posted Jun 13, 2017, 12:35 PM by First Baptist


2017 is the 500th anniversary of the Protestant Reformation. As I explained in a sermon awhile back, the Reformation was sparked by Martin Luther’s opposition to the selling of indulgences by the Roman Catholic church. (The selling of indulgences was a scheme to raise money for the construction of St. Peter’s Basilica in Rome.)


Eventually, the protest came to be about papal authority in general; the long-standing idea that the Pope was to be obeyed, no matter what.


The Pope responded by charging Luther with heresy and ordering him silenced. However, Luther would not be silenced and was thus ordered to appear before the Imperial Diet of Worms to explain himself and recant his insubordination. (Luther was a monk.)



The Testimony that Changed History


In his testimony, Luther said something that truly altered the course of history. Here’s the key passage:


“You demand a simple answer. Here it is, plain and unvarnished. Unless I am convinced of error by the testimony of Scripture, my conscience is taken captive by God’s word. I cannot and will not recant anything, for to act against our conscience is neither safe for us, nor open to us. On this I take my stand. I can do no other. So help me God. Amen.”


What was Luther doing here? He was arguing for the supremacy of Scripture over that of the Pope. His basic point was that Scripture, not the Pope, was the supreme & final authority in all matters of faith and practice.


This was quite a shock to the Roman Catholic church and it resulted in Luther being excommunicated and branded an apostate.

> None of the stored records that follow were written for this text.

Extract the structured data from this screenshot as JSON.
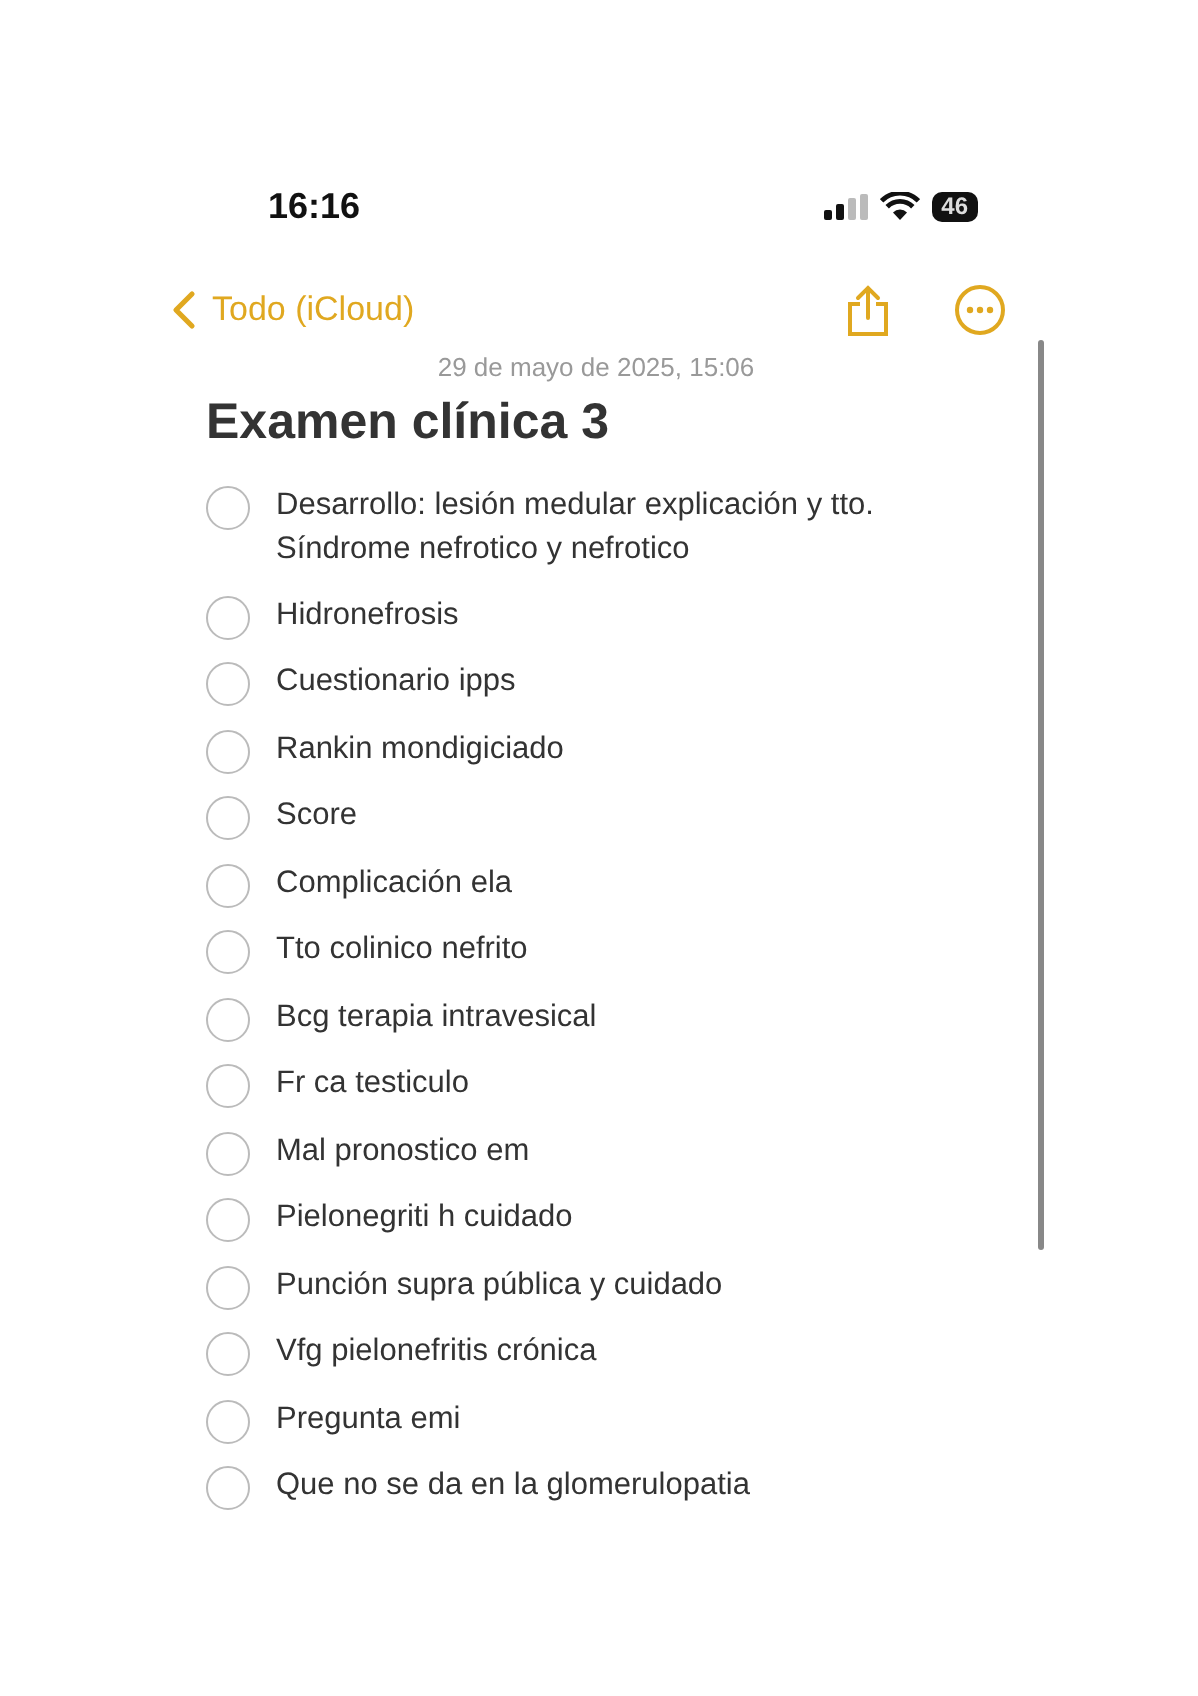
{
  "status_bar": {
    "time": "16:16",
    "battery": "46"
  },
  "nav": {
    "back": "Todo (iCloud)"
  },
  "note": {
    "date": "29 de mayo de 2025, 15:06",
    "title": "Examen clínica 3",
    "checklist": [
      {
        "text": "Desarrollo: lesión medular explicación y tto.\nSíndrome nefrotico y nefrotico",
        "checked": false
      },
      {
        "text": "Hidronefrosis",
        "checked": false
      },
      {
        "text": "Cuestionario ipps",
        "checked": false
      },
      {
        "text": "Rankin mondigiciado",
        "checked": false
      },
      {
        "text": "Score",
        "checked": false
      },
      {
        "text": "Complicación ela",
        "checked": false
      },
      {
        "text": "Tto colinico nefrito",
        "checked": false
      },
      {
        "text": "Bcg terapia intravesical",
        "checked": false
      },
      {
        "text": "Fr ca testiculo",
        "checked": false
      },
      {
        "text": "Mal pronostico em",
        "checked": false
      },
      {
        "text": "Pielonegriti h cuidado",
        "checked": false
      },
      {
        "text": "Punción supra pública y cuidado",
        "checked": false
      },
      {
        "text": "Vfg pielonefritis crónica",
        "checked": false
      },
      {
        "text": "Pregunta emi",
        "checked": false
      },
      {
        "text": "Que no se da en la glomerulopatia",
        "checked": false
      }
    ]
  }
}
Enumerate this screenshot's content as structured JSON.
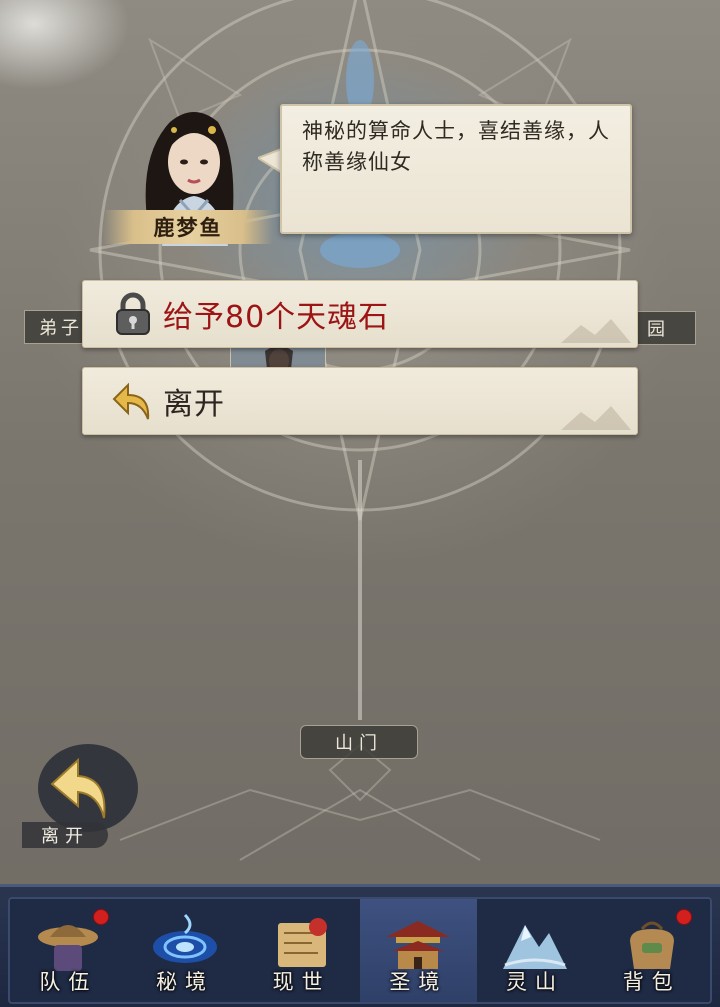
{
  "map": {
    "locations": {
      "left": "弟子",
      "right": "园",
      "gate": "山门"
    }
  },
  "npc": {
    "name": "鹿梦鱼",
    "description": "神秘的算命人士，喜结善缘，人称善缘仙女"
  },
  "dialog_options": [
    {
      "label": "给予80个天魂石",
      "icon": "lock-icon",
      "locked": true
    },
    {
      "label": "离开",
      "icon": "return-arrow-icon",
      "locked": false
    }
  ],
  "leave_button": {
    "label": "离开",
    "icon": "return-arrow-icon"
  },
  "nav": {
    "active": "圣境",
    "items": [
      {
        "label": "队伍",
        "icon": "team-icon",
        "badge": true
      },
      {
        "label": "秘境",
        "icon": "vortex-icon",
        "badge": false
      },
      {
        "label": "现世",
        "icon": "scroll-map-icon",
        "badge": false
      },
      {
        "label": "圣境",
        "icon": "palace-icon",
        "badge": false
      },
      {
        "label": "灵山",
        "icon": "mountain-icon",
        "badge": false
      },
      {
        "label": "背包",
        "icon": "bag-icon",
        "badge": true
      }
    ]
  },
  "colors": {
    "option_locked_text": "#9c1414",
    "nav_background": "#1f2a44",
    "nav_active": "#3e5180",
    "badge": "#d41f1f"
  }
}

So What?


As Protestant Christians (and especially as Baptists), we readily accept the authority of Scripture. However, we still need to ask ourselves who or what is in the driver’s seat of our church (and lives).


I recently read an article in Leadership magazine in which the author uses the analogy of a car.


In some churches (and in some lives for that matter), the Bible is in the trunk of the car. It was put there a long time ago and is mostly forgotten.


In other churches, the Bible is in the backseat of the car – and we all know how irritating backseat drivers can be. These churches find the Bible more of an irritation than a help, because it says things they don’t want to hear.


In still other churches (the majority, according to the author), the Bible is in the passenger seat of the car. It’s there to be consulted as a map reader or navigator.


Ideally, the Bible is in the driver’s seat of the car. In this kind of church, God’s Word sets the agenda and calls the shots. The people are eager to hear from and obey it; the Bible saturates their lives and “drives” them every day.


So, which analogy best describes FBC – and you?


Pastor Dan